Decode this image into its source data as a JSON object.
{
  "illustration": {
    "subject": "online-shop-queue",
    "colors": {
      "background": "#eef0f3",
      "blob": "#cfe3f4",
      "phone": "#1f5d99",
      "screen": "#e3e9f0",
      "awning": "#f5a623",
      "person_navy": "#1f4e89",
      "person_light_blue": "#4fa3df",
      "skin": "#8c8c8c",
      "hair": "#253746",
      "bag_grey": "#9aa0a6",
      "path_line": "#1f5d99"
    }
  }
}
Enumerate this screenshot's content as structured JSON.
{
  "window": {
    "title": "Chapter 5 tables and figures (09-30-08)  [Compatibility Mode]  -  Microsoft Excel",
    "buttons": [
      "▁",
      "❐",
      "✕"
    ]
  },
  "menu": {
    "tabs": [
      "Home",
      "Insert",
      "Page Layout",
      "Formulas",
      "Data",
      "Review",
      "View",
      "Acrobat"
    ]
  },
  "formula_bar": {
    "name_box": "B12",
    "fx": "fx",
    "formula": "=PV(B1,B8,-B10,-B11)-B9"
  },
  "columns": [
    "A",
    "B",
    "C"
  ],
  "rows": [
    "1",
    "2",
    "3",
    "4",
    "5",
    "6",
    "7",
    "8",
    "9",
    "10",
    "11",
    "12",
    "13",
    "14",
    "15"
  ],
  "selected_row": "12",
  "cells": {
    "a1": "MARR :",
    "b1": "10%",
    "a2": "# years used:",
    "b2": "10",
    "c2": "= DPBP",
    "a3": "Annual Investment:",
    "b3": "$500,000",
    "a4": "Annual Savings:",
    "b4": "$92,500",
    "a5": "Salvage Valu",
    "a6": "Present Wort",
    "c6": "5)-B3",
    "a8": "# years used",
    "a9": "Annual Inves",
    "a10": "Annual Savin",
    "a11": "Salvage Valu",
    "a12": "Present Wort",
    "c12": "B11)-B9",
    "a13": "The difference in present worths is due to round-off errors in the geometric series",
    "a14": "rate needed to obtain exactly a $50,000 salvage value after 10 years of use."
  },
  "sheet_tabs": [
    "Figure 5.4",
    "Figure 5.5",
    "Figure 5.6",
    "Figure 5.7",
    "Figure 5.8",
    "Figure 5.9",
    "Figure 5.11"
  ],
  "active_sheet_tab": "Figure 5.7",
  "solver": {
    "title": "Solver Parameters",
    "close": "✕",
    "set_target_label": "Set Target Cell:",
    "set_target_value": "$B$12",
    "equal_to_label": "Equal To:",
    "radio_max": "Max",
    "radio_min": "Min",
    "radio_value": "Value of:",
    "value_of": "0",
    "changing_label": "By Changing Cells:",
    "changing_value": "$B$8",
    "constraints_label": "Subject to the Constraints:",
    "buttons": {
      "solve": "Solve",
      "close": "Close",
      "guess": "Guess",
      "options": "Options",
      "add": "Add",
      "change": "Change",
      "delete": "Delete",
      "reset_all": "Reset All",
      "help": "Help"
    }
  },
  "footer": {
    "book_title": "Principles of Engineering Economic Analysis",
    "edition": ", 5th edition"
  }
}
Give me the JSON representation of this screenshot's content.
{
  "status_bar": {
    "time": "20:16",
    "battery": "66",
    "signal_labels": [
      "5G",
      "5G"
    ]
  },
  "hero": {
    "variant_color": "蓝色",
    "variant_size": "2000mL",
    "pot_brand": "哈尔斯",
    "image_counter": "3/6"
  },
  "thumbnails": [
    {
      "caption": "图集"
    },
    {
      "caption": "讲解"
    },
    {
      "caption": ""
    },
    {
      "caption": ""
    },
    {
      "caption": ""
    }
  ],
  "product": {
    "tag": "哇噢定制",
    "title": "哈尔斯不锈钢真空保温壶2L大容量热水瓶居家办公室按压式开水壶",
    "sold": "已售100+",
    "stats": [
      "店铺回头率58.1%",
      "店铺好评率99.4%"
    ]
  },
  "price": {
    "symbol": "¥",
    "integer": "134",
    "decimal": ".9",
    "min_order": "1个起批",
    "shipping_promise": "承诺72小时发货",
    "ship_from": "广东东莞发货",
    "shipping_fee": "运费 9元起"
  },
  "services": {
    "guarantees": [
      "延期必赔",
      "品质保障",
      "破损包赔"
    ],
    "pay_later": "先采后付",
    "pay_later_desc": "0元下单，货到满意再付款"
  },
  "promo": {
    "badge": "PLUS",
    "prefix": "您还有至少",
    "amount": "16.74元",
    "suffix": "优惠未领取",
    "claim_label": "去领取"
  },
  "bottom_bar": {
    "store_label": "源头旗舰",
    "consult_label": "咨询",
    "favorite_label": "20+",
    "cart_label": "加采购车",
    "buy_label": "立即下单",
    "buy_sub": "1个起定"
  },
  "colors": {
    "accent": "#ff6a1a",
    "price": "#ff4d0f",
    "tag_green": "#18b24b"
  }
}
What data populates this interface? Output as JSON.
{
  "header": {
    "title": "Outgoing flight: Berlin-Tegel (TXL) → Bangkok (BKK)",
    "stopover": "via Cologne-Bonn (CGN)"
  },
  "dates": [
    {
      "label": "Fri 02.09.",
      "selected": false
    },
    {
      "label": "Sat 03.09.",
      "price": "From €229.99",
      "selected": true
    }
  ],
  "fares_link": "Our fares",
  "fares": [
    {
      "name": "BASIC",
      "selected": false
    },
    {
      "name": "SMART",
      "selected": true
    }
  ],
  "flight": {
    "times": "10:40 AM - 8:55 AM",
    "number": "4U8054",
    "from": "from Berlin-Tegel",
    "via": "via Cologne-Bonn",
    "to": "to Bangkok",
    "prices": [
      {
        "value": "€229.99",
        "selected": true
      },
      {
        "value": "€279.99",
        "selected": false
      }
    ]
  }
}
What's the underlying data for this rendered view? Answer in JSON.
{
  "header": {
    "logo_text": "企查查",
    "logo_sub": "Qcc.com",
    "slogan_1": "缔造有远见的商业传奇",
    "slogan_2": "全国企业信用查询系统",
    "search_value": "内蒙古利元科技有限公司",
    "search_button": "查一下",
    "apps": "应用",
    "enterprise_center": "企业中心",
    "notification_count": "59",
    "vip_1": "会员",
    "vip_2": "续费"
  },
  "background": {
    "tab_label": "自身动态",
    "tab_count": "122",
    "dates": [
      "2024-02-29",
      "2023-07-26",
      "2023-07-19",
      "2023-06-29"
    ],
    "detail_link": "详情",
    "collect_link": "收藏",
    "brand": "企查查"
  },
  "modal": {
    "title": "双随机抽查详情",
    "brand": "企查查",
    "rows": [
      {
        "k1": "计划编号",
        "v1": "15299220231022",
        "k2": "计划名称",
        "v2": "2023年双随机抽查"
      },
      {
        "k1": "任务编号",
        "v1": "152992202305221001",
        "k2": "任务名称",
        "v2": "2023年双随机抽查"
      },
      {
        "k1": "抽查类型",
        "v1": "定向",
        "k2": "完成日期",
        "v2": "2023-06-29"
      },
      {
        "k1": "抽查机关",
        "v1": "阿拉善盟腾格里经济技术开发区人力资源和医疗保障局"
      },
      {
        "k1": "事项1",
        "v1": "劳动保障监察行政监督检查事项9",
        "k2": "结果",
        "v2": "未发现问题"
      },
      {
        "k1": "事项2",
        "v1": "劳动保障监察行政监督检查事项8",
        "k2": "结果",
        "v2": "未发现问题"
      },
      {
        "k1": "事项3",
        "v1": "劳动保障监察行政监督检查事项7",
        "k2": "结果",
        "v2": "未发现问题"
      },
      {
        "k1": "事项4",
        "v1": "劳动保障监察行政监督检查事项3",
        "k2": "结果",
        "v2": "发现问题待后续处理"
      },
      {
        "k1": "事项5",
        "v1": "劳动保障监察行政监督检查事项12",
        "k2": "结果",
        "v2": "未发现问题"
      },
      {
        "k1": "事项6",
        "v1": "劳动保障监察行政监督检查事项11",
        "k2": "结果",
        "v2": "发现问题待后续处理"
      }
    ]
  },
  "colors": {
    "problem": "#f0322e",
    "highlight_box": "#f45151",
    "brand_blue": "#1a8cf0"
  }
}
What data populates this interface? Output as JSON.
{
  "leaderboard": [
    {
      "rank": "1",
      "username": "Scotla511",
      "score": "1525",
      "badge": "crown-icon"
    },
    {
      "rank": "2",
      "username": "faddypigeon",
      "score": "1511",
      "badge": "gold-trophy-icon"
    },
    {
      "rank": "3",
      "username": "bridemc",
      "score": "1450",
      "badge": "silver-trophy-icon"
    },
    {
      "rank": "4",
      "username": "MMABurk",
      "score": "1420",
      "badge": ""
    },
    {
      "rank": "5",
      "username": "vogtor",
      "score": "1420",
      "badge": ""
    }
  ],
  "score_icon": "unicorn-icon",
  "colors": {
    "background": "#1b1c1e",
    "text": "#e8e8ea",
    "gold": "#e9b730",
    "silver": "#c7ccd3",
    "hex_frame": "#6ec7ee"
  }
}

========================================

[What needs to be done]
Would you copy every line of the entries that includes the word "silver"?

[Written response]
      "badge": "silver-trophy-icon"
    "silver": "#c7ccd3",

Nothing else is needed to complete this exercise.